# WHAT YOU ARE ASKED TO DO
From the records below, determine the number of lines containing "handle". Output that number alone.

Segment Start: DATASET RECORDS

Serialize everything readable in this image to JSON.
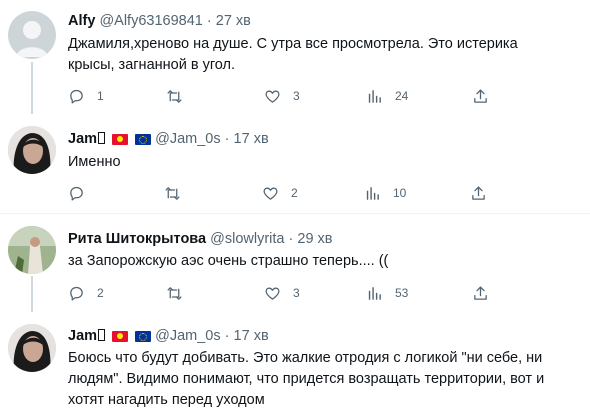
{
  "tweets": [
    {
      "name": "Alfy",
      "handle": "@Alfy63169841",
      "time": "27 хв",
      "text": "Джамиля,хреново на душе. С утра все просмотрела. Это истерика крысы, загнанной в угол.",
      "replies": "1",
      "retweets": "",
      "likes": "3",
      "views": "24"
    },
    {
      "name": "Jam",
      "handle": "@Jam_0s",
      "time": "17 хв",
      "text": "Именно",
      "replies": "",
      "retweets": "",
      "likes": "2",
      "views": "10"
    },
    {
      "name": "Рита Шитокрытова",
      "handle": "@slowlyrita",
      "time": "29 хв",
      "text": "за Запорожскую аэс очень страшно теперь.... ((",
      "replies": "2",
      "retweets": "",
      "likes": "3",
      "views": "53"
    },
    {
      "name": "Jam",
      "handle": "@Jam_0s",
      "time": "17 хв",
      "text": "Боюсь что будут добивать. Это жалкие отродия с логикой \"ни себе, ни людям\". Видимо понимают, что придется возращать территории, вот и хотят нагадить перед уходом",
      "replies": "",
      "retweets": "",
      "likes": "",
      "views": ""
    }
  ],
  "separator": "·",
  "colors": {
    "text": "#0f1419",
    "secondary": "#536471",
    "thread_line": "#cfd9de",
    "divider": "#eff3f4"
  },
  "icons": [
    "reply-icon",
    "retweet-icon",
    "like-icon",
    "views-icon",
    "share-icon"
  ]
}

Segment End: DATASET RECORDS

# EXERCISE RESULT
4